:: AIM OF THE EXERCISE ::
All of the data needs to be repeated exactly.

=====

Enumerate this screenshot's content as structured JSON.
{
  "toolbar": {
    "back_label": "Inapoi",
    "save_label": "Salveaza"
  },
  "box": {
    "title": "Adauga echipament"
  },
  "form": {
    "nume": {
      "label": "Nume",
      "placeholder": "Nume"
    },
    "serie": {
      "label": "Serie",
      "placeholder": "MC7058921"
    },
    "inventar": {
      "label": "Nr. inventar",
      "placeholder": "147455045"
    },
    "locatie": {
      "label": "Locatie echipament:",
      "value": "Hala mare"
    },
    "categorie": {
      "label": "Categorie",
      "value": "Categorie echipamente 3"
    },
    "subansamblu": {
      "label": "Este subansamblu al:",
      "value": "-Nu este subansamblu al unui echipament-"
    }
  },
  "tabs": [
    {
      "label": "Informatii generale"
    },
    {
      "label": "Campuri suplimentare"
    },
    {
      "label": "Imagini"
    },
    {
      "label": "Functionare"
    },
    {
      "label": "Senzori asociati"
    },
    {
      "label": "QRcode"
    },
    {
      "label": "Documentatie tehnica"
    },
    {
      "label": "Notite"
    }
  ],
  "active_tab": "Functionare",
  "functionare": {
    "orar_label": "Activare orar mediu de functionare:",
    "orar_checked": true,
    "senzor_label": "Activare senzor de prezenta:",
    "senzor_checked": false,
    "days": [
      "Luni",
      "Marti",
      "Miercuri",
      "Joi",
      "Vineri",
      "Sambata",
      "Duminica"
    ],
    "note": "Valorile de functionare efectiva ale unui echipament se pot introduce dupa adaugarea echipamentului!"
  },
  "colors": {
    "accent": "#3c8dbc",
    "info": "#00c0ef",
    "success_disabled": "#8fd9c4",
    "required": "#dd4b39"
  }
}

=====

:: ANSWER SECTION ::
Enumerate this screenshot's content as structured JSON.
{
  "toolbar": {
    "back_label": "Inapoi",
    "save_label": "Salveaza"
  },
  "box": {
    "title": "Adauga echipament"
  },
  "form": {
    "nume": {
      "label": "Nume",
      "placeholder": "Nume"
    },
    "serie": {
      "label": "Serie",
      "placeholder": "MC7058921"
    },
    "inventar": {
      "label": "Nr. inventar",
      "placeholder": "147455045"
    },
    "locatie": {
      "label": "Locatie echipament:",
      "value": "Hala mare"
    },
    "categorie": {
      "label": "Categorie",
      "value": "Categorie echipamente 3"
    },
    "subansamblu": {
      "label": "Este subansamblu al:",
      "value": "-Nu este subansamblu al unui echipament-"
    }
  },
  "tabs": [
    {
      "label": "Informatii generale"
    },
    {
      "label": "Campuri suplimentare"
    },
    {
      "label": "Imagini"
    },
    {
      "label": "Functionare"
    },
    {
      "label": "Senzori asociati"
    },
    {
      "label": "QRcode"
    },
    {
      "label": "Documentatie tehnica"
    },
    {
      "label": "Notite"
    }
  ],
  "active_tab": "Functionare",
  "functionare": {
    "orar_label": "Activare orar mediu de functionare:",
    "orar_checked": true,
    "senzor_label": "Activare senzor de prezenta:",
    "senzor_checked": false,
    "days": [
      "Luni",
      "Marti",
      "Miercuri",
      "Joi",
      "Vineri",
      "Sambata",
      "Duminica"
    ],
    "note": "Valorile de functionare efectiva ale unui echipament se pot introduce dupa adaugarea echipamentului!"
  },
  "colors": {
    "accent": "#3c8dbc",
    "info": "#00c0ef",
    "success_disabled": "#8fd9c4",
    "required": "#dd4b39"
  }
}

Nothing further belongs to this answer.